Jennifer Mercer, a class of 1997 environmental physical science graduate from BHSU, is shown launching a balloon from the McMurdo Station in Antarctica to measure ozone concentration and aerosol particles. Ann Curry from NBC’s Today show interviewed Mercer about the hole in the ozone layer, women in science, and working in Antarctica. Mercer is currently a research scientist in the Atmospheric Science Department at the University of Wyoming.
Photo by Steve Dobbs of Raytheon Polar Services
Jennifer Mercer, a class of 1997 environmental physical science graduate from Black Hills State University, recently appeared on the “Today” show to discuss her atmospheric research at Antarctica.
A recipient of the 2003 Young Alumni Achievement Award, Mercer is currently a research scientist in the Atmospheric Science Department at the University of Wyoming. Mercer’s research regularly includes releasing balloons from the McMurdo Station in Antarctica to measure ozone concentration and aerosol particles.

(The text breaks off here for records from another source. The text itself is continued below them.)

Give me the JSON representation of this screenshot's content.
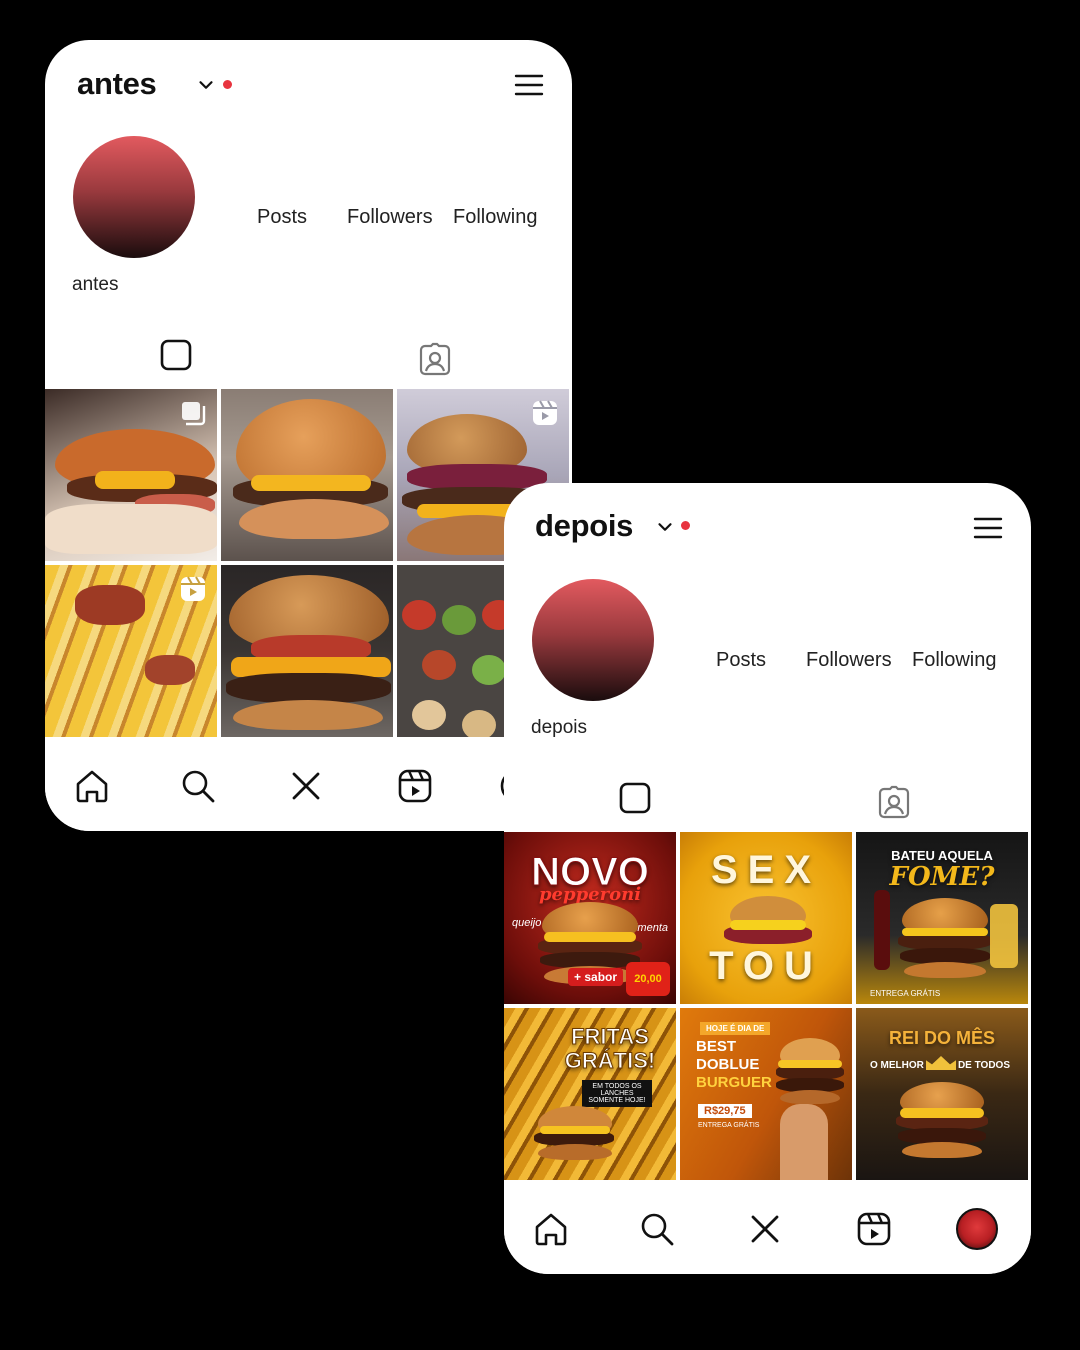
{
  "before": {
    "username": "antes",
    "profile_name": "antes",
    "stats": {
      "posts": "Posts",
      "followers": "Followers",
      "following": "Following"
    },
    "accent": "#e8343f",
    "grid": [
      {
        "icon": "multi-post-icon"
      },
      {
        "icon": ""
      },
      {
        "icon": "reels-icon"
      },
      {
        "icon": "reels-icon"
      },
      {
        "icon": ""
      },
      {
        "icon": ""
      }
    ]
  },
  "after": {
    "username": "depois",
    "profile_name": "depois",
    "stats": {
      "posts": "Posts",
      "followers": "Followers",
      "following": "Following"
    },
    "accent": "#e8343f",
    "posts": [
      {
        "headline": "NOVO",
        "script": "pepperoni",
        "tags": [
          "queijo",
          "pimenta"
        ],
        "badge": "+ sabor",
        "promo": "20,00"
      },
      {
        "headline": "SEX",
        "headline2": "TOU"
      },
      {
        "headline": "BATEU AQUELA",
        "script": "FOME?",
        "footer": "ENTREGA GRÁTIS"
      },
      {
        "headline": "FRITAS",
        "headline2": "GRÁTIS!",
        "sub": "EM TODOS OS LANCHES SOMENTE HOJE!"
      },
      {
        "tag": "HOJE É DIA DE",
        "headline": "BEST",
        "headline2": "DOBLUE",
        "headline3": "BURGUER",
        "price": "R$29,75",
        "footer": "ENTREGA GRÁTIS"
      },
      {
        "headline": "REI DO MÊS",
        "left": "O MELHOR",
        "right": "DE TODOS"
      }
    ]
  },
  "nav": [
    "home-icon",
    "search-icon",
    "close-icon",
    "reels-icon",
    "profile-avatar"
  ]
}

Ann Curry interviewed Mercer about the hole in the ozone layer, women in science, and working in Antarctica. View the video at: http://video.msn.com/?mkt=en-US&brand=msnbc&vid=7071f9b8-ca7e-4e5b-96b6-a174ee6fe6fe.

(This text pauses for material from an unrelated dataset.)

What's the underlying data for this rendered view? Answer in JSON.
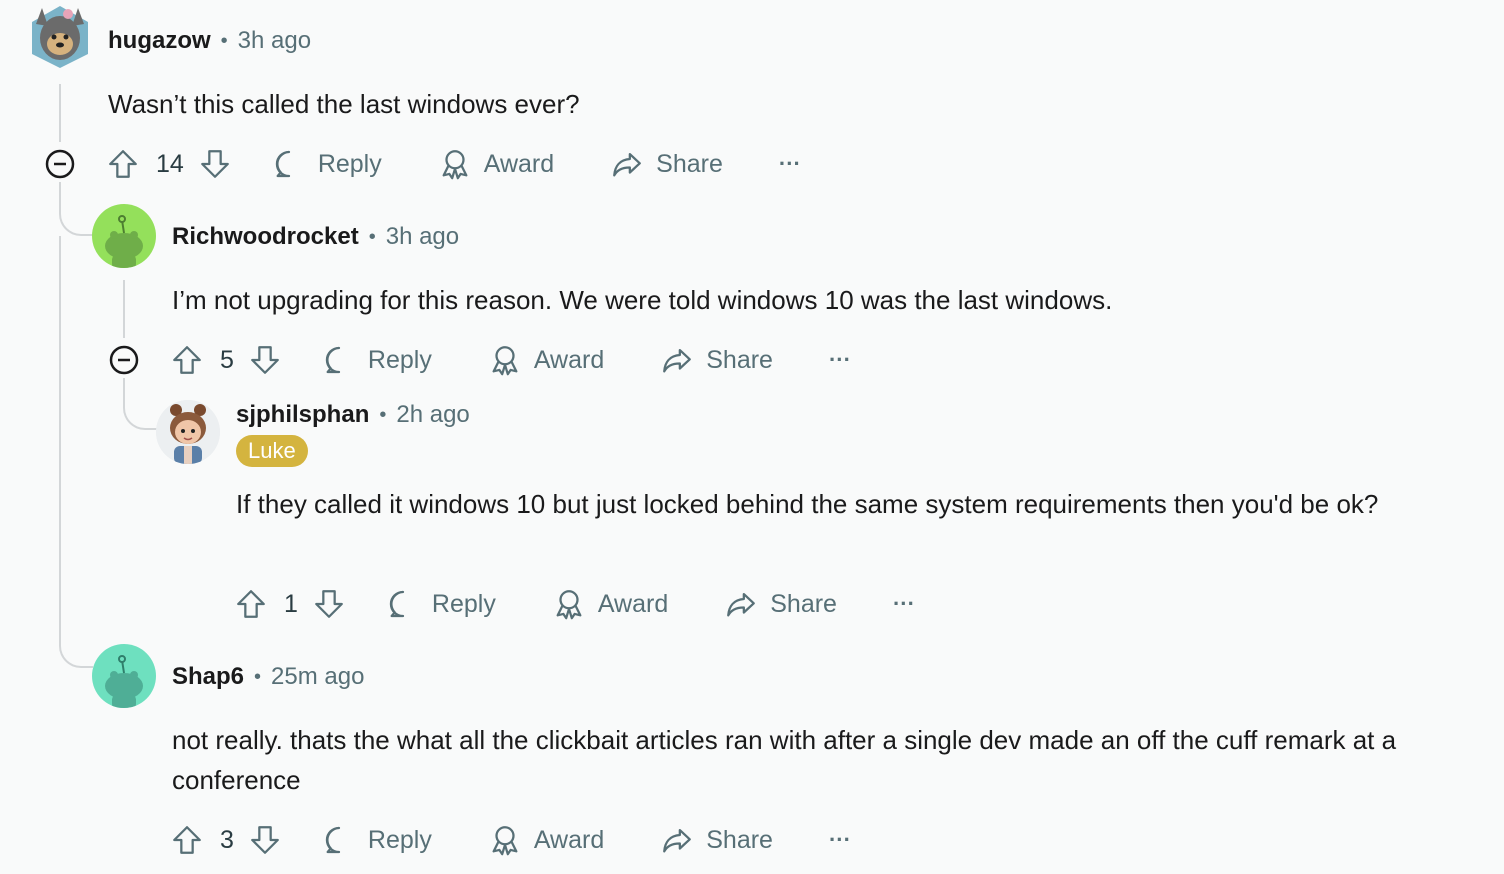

This segment is part of an NBC report “Ends of the Earth.” According to the NBC website, this report is a historic broadcast taking an unprecedented look at the planet Earth.
Mercer, who earned an environmental physical science degree at BHSU, was presented with the Young Alumni Achievement Award in 2003. She is currently a research scientist in the Atmospheric Science Department at the University of Wyoming. The research team regularly launches balloons from McMurdo Station in Antarctica that carry instruments up to approximately 100,000 feet in the stratosphere while measuring ozone concentration and aerosol particles that form polar stratospheric clouds.
This is one of many adventures Mercer has undertaken as a researcher. Her work has taken her to many far away sites including Hawaii and the South China Sea. She once spent a month on a French vessel collecting ocean sediment along the western Pacific margin (in the areas of Taiwan, Japan, China and Russia).
Mercer said she always enjoyed science classes as an elementary student and became especially interested in geology in the eighth grade; however, she started BHSU with plans for a journalism major.
“It was during the spring of my freshman year when I realized that I should really become a scientist,” Mercer said. After taking a physical geology class, she changed her major and the course of her life.
“I’ve always felt that my education at BHSU was an integral part of my success. I had professors in the arts and sciences who were phenomenal in the classroom and supportive of students’ interests. Faculty at BHSU are among the best professors I’ve seen anywhere. They far surpass the quality of my Ivy League professors in graduate school,” Mercer said.
Mercer also credits the university for providing exceptional research opportunities to undergraduate students. “One of the best things about BHSU is that there is a lot of opportunity for students to get involved in research and hands-on experience. These types of experiences are usually given to graduate students at larger schools, so students from BHSU have a leg up on research experience by the time they graduate,” Mercer said.
As Mercer looks back on her educational experience she encourages other students to explore their options, make the most of their experiences and not limit themselves.
“Take every opportunity you have to expand your experiences in life. You’ll be amazed at the times when some past experience comes in handy and gives you an advantage,” Mercer said.